◆ **Instructions to follow**
All of the data below should be output exactly as given.

◆ **Stored records**
- Opening Delimiter -

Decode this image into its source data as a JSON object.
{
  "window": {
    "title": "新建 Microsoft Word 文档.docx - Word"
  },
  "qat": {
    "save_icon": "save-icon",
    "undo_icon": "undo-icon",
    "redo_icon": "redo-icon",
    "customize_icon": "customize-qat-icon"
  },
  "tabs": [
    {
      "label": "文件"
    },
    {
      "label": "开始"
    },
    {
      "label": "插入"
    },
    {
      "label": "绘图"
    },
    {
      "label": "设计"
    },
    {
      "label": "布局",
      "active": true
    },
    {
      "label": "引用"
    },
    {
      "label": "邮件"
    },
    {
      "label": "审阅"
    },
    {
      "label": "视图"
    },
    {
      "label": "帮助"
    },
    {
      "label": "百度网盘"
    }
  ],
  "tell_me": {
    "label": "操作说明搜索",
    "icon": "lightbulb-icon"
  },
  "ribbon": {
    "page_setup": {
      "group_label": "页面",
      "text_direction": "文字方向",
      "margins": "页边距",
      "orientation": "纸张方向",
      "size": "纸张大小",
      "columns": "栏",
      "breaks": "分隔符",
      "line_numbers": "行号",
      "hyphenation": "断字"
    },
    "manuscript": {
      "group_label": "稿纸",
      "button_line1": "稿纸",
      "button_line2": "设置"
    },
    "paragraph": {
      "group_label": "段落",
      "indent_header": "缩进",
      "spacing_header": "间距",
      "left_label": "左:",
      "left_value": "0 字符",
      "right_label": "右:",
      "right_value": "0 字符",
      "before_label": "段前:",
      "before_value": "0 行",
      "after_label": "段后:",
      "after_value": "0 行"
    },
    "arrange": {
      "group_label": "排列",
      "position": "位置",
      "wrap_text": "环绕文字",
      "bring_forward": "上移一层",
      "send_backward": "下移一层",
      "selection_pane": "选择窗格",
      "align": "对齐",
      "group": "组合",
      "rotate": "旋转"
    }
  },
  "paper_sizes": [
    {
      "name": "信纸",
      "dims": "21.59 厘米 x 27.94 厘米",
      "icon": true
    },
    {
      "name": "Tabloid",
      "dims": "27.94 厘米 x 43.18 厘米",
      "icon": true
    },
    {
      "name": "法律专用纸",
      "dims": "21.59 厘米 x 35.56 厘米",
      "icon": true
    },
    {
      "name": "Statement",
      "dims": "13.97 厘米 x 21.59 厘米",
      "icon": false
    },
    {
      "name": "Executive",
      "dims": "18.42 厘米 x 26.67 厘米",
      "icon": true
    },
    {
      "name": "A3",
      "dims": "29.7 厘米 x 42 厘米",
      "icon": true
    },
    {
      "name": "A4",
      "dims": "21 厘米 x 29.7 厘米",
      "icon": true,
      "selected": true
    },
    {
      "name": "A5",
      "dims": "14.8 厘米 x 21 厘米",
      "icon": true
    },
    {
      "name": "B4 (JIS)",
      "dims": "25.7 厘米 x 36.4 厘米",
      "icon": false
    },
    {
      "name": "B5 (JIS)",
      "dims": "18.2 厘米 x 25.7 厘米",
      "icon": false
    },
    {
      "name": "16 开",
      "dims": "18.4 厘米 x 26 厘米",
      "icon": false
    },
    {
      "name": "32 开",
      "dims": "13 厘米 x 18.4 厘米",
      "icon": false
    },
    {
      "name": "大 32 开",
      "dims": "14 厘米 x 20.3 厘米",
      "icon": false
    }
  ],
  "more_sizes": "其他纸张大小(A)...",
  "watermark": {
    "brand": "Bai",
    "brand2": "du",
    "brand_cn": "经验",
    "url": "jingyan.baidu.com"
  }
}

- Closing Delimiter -

◆ **Response**
Decode this image into its source data as a JSON object.
{
  "window": {
    "title": "新建 Microsoft Word 文档.docx - Word"
  },
  "qat": {
    "save_icon": "save-icon",
    "undo_icon": "undo-icon",
    "redo_icon": "redo-icon",
    "customize_icon": "customize-qat-icon"
  },
  "tabs": [
    {
      "label": "文件"
    },
    {
      "label": "开始"
    },
    {
      "label": "插入"
    },
    {
      "label": "绘图"
    },
    {
      "label": "设计"
    },
    {
      "label": "布局",
      "active": true
    },
    {
      "label": "引用"
    },
    {
      "label": "邮件"
    },
    {
      "label": "审阅"
    },
    {
      "label": "视图"
    },
    {
      "label": "帮助"
    },
    {
      "label": "百度网盘"
    }
  ],
  "tell_me": {
    "label": "操作说明搜索",
    "icon": "lightbulb-icon"
  },
  "ribbon": {
    "page_setup": {
      "group_label": "页面",
      "text_direction": "文字方向",
      "margins": "页边距",
      "orientation": "纸张方向",
      "size": "纸张大小",
      "columns": "栏",
      "breaks": "分隔符",
      "line_numbers": "行号",
      "hyphenation": "断字"
    },
    "manuscript": {
      "group_label": "稿纸",
      "button_line1": "稿纸",
      "button_line2": "设置"
    },
    "paragraph": {
      "group_label": "段落",
      "indent_header": "缩进",
      "spacing_header": "间距",
      "left_label": "左:",
      "left_value": "0 字符",
      "right_label": "右:",
      "right_value": "0 字符",
      "before_label": "段前:",
      "before_value": "0 行",
      "after_label": "段后:",
      "after_value": "0 行"
    },
    "arrange": {
      "group_label": "排列",
      "position": "位置",
      "wrap_text": "环绕文字",
      "bring_forward": "上移一层",
      "send_backward": "下移一层",
      "selection_pane": "选择窗格",
      "align": "对齐",
      "group": "组合",
      "rotate": "旋转"
    }
  },
  "paper_sizes": [
    {
      "name": "信纸",
      "dims": "21.59 厘米 x 27.94 厘米",
      "icon": true
    },
    {
      "name": "Tabloid",
      "dims": "27.94 厘米 x 43.18 厘米",
      "icon": true
    },
    {
      "name": "法律专用纸",
      "dims": "21.59 厘米 x 35.56 厘米",
      "icon": true
    },
    {
      "name": "Statement",
      "dims": "13.97 厘米 x 21.59 厘米",
      "icon": false
    },
    {
      "name": "Executive",
      "dims": "18.42 厘米 x 26.67 厘米",
      "icon": true
    },
    {
      "name": "A3",
      "dims": "29.7 厘米 x 42 厘米",
      "icon": true
    },
    {
      "name": "A4",
      "dims": "21 厘米 x 29.7 厘米",
      "icon": true,
      "selected": true
    },
    {
      "name": "A5",
      "dims": "14.8 厘米 x 21 厘米",
      "icon": true
    },
    {
      "name": "B4 (JIS)",
      "dims": "25.7 厘米 x 36.4 厘米",
      "icon": false
    },
    {
      "name": "B5 (JIS)",
      "dims": "18.2 厘米 x 25.7 厘米",
      "icon": false
    },
    {
      "name": "16 开",
      "dims": "18.4 厘米 x 26 厘米",
      "icon": false
    },
    {
      "name": "32 开",
      "dims": "13 厘米 x 18.4 厘米",
      "icon": false
    },
    {
      "name": "大 32 开",
      "dims": "14 厘米 x 20.3 厘米",
      "icon": false
    }
  ],
  "more_sizes": "其他纸张大小(A)...",
  "watermark": {
    "brand": "Bai",
    "brand2": "du",
    "brand_cn": "经验",
    "url": "jingyan.baidu.com"
  }
}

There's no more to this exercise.